At 3:12 and 5:06 there are comparisons between internal recorded 4K XAVC vs. externally recorded ProRes 4K.
Lenses used were a Canon 200mm f/2.8 and an old Konica-Hexanon 28mm f/1.4.
FYI, outputting RAW from the FS5 requires several optional upgrades:
First, you must purchase Sony’s PXW-FS5 FS RAW Output Upgrade License which costs $500. Then you must have an external recorder that is capable of receiving the camera’s RAW 4K output and either recording it as Cinema DNG files or various flavors of ProRes. I own a Convergent Design Odyssey 7Q+ which is ideally suited for capturing RAW output from both the FS5 and FS7. An Odyssey 7Q+ costs $1800 plus SSD media cards. But you also need the RAW BUNDLE license for the 7Q+ which adds another $995 to the cost. So, gearing up to record the RAW output of the FS5 requires an investment of at least $3500 over and above the cost of the camera itself.
Is it worth it to shoot RAW? I’ll leave that for other people to decide for themselves, I’ve just provided some footage that may help with that decision.
After the first video was posted I got feedback from some people who wished there had been more shots that showed gradients, fine detail, and action such as splashing water, grass blowing in the wind, etc. So I went back out and did another round of testing. This video shows the results of that testing with a series of split-screen shots
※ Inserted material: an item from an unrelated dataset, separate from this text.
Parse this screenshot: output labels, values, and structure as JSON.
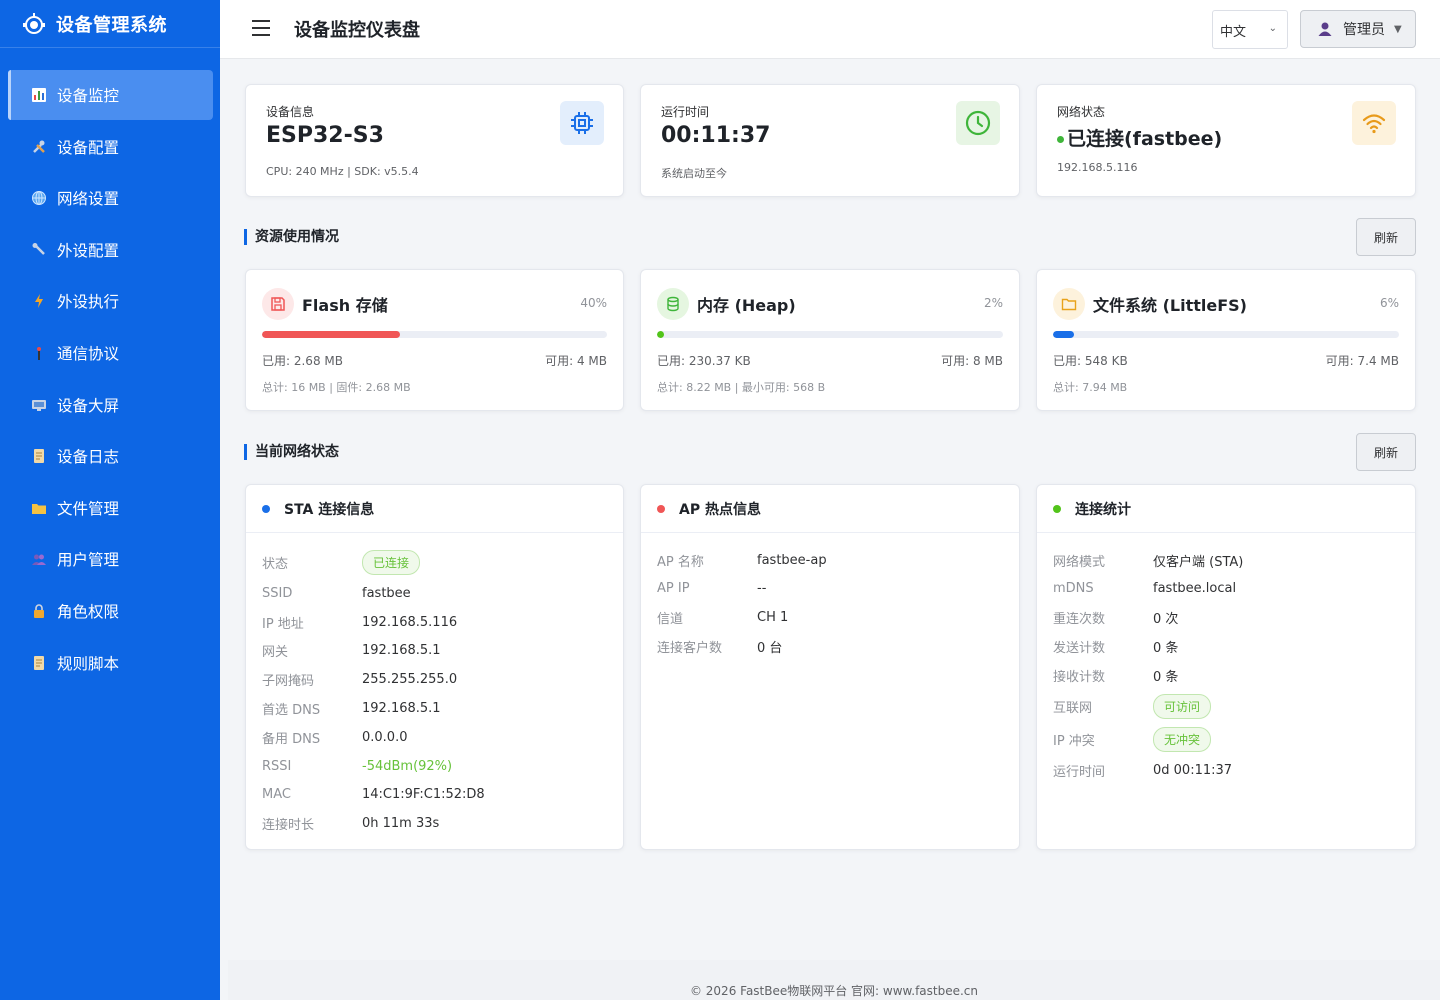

The camera was set for Picture Profile 7 (S-LOG2/S-Gamut) with the default settings. I exposed with the camera rated at ISO 1250 by exposing for white at 70%. The Odyssey’s ProRes footage (on the left side of the screen) was lightly graded in DaVinci Resolve 12.5 Studio by compensating for exposure on one node and then applying Convergent Design’s “SONY_EE_Slog2_LC709A” LUT on a second node. 11.0 of spatial noise reduction has been applied on a third node.
The camera’s internally recorded footage (on the right) was also graded in Resolve using the same “SONY_EE_Slog2_LC709A” LUT, plus a some other minor adjustments to Lift, Gamma, and Gain to match the corresponding ProRes file. No noise reduction has been applied to the clips that were recorded internally.
Lenses used were a Red 300mm f/2.8, Red 50-150mm f/2.8, and a Cine-Xenar 75mm f/2.
I also decided to test some other settings head-to-head:
Internal HD vs. external 4K via the camera’s RAW output
Internal 4K vs. external HD via the camera’s SDI output
Internal 4K vs. external 4K via the camera’s HDMI output
Internal 4K vs. external HD via the camera’s HDMI output
Internal HD vs. external HD via the camera’s SDI output
Later on, I also found out that Hugh Brownstone from Three Blind Men and an Elephant spent a good 40 minutes chatting with renowned f discussing Sony FS5 and its phenomenal Raw recording capabilities with an external recorder. You can check out their discussion below.
With the Convergent Design Odyssey7Q+ ($1795 at B&H) with the Odyssey Raw bundle ($995 from CD) installed you get the following 4K/2K Raw frame rates from the Sony FS5:
– CinemaDNG Raw or ProRes:
DCI 4K (4,096 x 2,160) up to 60p
DCI 4K bursts up to 120p – only in a 4 second burst (20 seconds real-time)
2K (2,048 x 1,080) up to 240p – for Super-Slow motion
All of frame rates and resolutions will be included in the Odyssey RAW Bundle and users can either shoot in CinemaDNG Raw or Apple ProRes (HQ/422/LT), as well as Raw to Apple ProRes HQ/422 or LT conversion, which will yield better results in general than just shooting in ProRes to begin with.